The UK may need to invest up to £200bn to secure energy supplies and meet environmental targets, according to energy watchdog Ofgem.

In a report reviewing Britain’s energy markets, the regulator said that consumers may face steep energy price rises as gas and electricity supplies become increasingly unstable due to volatility in the global gas market and power stations approaching end of life.

The group outlined four potential scenarios to assess the energy risk to the UK in the next 10 to 15 years. It forecasts that if global businesses experience a strong recovery whilst missing carbon-reduction targets, energy prices could increase by more than 60 per cent by 2016.

The worst scenario for renewable power and the economy sees a rapid economic recovery and an acceleration in the building of conventional thermal power plants and subsequent increase in fuel imports. This scenario would only see renewables contributing 15% to the electricity mix (half the 2020 objective). “Competition between countries for energy resources results in tight gas supplies and high fuel prices,” says Ofgem. “The effect on domestic consumer bills is an increase of more than 60% by 2016 before falling back”, it concludes.

“These are big challenges. Consumers are already enduring high energy prices,” said Ofgem chief executive Alistair Buchanan. “Our scenarios suggest that Britain faces a tough challenge in maintaining secure supplies whilst at the same time meeting its climate change targets. However, there is still time to act. Ofgem will be putting forward proposals in the New Year… to ensure that Britain’s energy industry can meet the challenges ahead.” “Putting our faith into fossil fuels could irreparably damage the environment and still not save us any money,” said Maria McCaffery, BWEA Chief Executive. “Wind, wave and tidal energy can deliver both energy security and price stability,” she added. The BWEA also emphasised that no other low carbon technologies apart from wind, wave and tidal will be available in quantity within the timescales required.
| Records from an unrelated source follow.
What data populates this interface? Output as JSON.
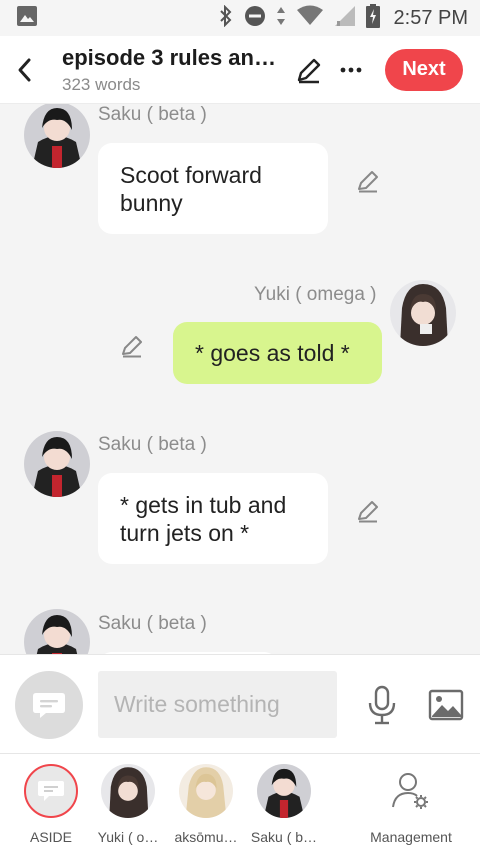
{
  "status_bar": {
    "time": "2:57 PM"
  },
  "header": {
    "title": "episode 3 rules an…",
    "subtitle": "323 words",
    "next_label": "Next"
  },
  "messages": [
    {
      "name": "Saku ( beta )",
      "text": "Scoot forward bunny"
    },
    {
      "name": "Yuki ( omega )",
      "text": "* goes as told *"
    },
    {
      "name": "Saku ( beta )",
      "text": "* gets in tub and turn jets on *"
    },
    {
      "name": "Saku ( beta )",
      "text": ""
    }
  ],
  "composer": {
    "placeholder": "Write something"
  },
  "characters": [
    {
      "label": "ASIDE"
    },
    {
      "label": "Yuki ( o…"
    },
    {
      "label": "aksōmu…"
    },
    {
      "label": "Saku ( b…"
    },
    {
      "label": "Management"
    }
  ],
  "colors": {
    "accent": "#f0454b",
    "my_bubble": "#d8f58e",
    "name_text": "#8c8c8c"
  }
}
Carbon capture and storage, also known as ‘clean coal’, is yet to be tested on a large scale, while any new nuclear power stations are unlikely to be ready before the end of the next decade. It must also be borne in mind that while ‘clean coal’ and nuclear have low carbon credentials, neither use sustainable resources nor both are set to further increase fuel costs.